Front Psychiatry. 2023 Jul 7:14:1175974. doi: 10.3389/fpsyt.2023.1175974. eCollection 2023.


Introduction: Investigation on the association between attention deficit hyperactivity disorder (ADHD) and primary reflexes is in the initial stage, with considerable differences in the findings. This study evaluated the association between ADHD and primitive reflexes using systematic review and meta-analysis.

Methods: Data were obtained from PubMed, Cochrane Library, Web of Science, EBSCO (Medical Literature Analysis and Retrieval System Online, American Psychological Association Psyclnfo, and Education Resources Information Center), Embase, Scopus, and ProQuest.
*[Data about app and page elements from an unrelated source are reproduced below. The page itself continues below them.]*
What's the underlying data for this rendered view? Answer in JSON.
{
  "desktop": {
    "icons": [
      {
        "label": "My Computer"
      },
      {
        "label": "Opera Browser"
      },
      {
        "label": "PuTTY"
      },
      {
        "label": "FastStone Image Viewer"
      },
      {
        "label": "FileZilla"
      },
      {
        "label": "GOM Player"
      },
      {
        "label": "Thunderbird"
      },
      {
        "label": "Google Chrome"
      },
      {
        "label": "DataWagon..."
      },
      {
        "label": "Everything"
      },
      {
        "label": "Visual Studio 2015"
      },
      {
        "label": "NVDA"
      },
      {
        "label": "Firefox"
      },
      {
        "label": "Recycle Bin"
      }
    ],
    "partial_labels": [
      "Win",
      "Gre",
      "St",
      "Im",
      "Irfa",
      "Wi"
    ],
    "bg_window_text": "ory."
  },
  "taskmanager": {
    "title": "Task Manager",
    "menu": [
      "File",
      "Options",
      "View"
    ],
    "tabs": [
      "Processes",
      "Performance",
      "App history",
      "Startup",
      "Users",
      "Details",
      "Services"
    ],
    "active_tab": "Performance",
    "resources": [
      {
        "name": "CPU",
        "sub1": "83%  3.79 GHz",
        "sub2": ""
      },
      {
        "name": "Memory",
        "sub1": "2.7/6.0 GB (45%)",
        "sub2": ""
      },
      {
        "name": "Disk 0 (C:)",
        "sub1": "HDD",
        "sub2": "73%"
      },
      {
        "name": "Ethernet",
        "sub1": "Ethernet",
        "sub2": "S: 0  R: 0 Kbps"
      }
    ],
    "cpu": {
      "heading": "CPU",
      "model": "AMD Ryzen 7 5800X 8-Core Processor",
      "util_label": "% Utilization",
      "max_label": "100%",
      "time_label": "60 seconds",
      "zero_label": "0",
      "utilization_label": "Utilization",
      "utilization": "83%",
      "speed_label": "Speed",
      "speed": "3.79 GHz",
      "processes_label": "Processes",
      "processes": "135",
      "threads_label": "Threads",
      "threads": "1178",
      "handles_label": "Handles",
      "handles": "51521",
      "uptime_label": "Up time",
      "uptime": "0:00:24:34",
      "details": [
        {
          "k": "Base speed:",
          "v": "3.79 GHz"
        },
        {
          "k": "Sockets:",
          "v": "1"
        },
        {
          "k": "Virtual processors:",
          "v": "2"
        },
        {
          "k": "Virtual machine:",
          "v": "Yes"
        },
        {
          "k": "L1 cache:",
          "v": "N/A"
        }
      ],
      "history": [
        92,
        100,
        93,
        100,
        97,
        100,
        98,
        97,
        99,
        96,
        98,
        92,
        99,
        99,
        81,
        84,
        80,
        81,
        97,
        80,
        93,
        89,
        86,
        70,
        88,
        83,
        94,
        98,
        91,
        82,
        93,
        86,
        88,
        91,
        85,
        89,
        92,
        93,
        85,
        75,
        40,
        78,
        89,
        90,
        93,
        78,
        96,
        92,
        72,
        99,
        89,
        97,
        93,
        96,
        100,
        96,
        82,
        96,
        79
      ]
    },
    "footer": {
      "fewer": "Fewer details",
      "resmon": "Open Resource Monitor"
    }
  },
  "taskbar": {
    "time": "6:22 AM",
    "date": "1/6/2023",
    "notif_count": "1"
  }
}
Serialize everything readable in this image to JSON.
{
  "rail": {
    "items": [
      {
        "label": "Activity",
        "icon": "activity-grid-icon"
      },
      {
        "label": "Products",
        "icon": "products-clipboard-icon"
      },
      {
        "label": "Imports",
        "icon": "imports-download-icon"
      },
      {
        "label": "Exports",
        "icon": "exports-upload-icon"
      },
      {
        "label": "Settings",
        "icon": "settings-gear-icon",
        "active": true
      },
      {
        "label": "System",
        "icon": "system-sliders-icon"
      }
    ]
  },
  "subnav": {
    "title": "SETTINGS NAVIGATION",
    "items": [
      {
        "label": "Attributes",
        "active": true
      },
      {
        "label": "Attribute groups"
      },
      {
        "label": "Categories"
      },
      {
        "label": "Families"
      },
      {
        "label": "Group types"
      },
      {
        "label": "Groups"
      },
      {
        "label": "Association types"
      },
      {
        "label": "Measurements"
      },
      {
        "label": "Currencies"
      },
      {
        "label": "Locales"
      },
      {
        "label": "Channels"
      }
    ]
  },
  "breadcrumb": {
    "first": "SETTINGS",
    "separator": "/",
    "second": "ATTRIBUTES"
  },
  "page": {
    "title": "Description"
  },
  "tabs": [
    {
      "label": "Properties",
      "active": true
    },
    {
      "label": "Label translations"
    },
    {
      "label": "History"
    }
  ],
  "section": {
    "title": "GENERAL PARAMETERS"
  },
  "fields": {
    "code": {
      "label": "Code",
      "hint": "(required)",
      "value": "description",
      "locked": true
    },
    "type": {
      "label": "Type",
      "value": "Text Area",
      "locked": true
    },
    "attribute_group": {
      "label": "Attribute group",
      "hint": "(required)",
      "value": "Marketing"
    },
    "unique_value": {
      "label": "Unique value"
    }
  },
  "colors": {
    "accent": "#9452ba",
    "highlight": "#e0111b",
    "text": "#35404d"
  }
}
Articles were searched from the date of inception of the respective databases to January 01, 2023, and StataCorp Stata (version 15) was used for the analysis.

Results: Four articles with 229 samples were included in the meta-analysis. Results showed a significant positive and moderate correlation between ADHD and primitive reflexes, particularly asymmetric tonic neck reflex: summary r value = 0.48, 95% CI = 0.27-0.64; symmetric tonic neck reflex: summary r value = 0.39, 95% CI = 0.25-0.52. Overall, findings from the sub-group analysis indicate that the behavioral problem measuring tool (Conners' scale), sex, and primitive reflex test could significantly moderate the relationships between ADHD and ATNR and STNR primitive reflexes.

Conclusion: ADHD symptoms in children are closely related to the non-integration of (a)symmetric tonic neck primitive reflexes. Longitudinal or experimental studies should be conducted to reveal the causal relationship between ADHD and primitive reflexes in the future.

Keywords: asymmetric tonic neck reflex; attention deficit and hyperactivity disorder; meta-analysis; primitive reflexes; symmetric tonic neck reflex.

Publication types

  • Review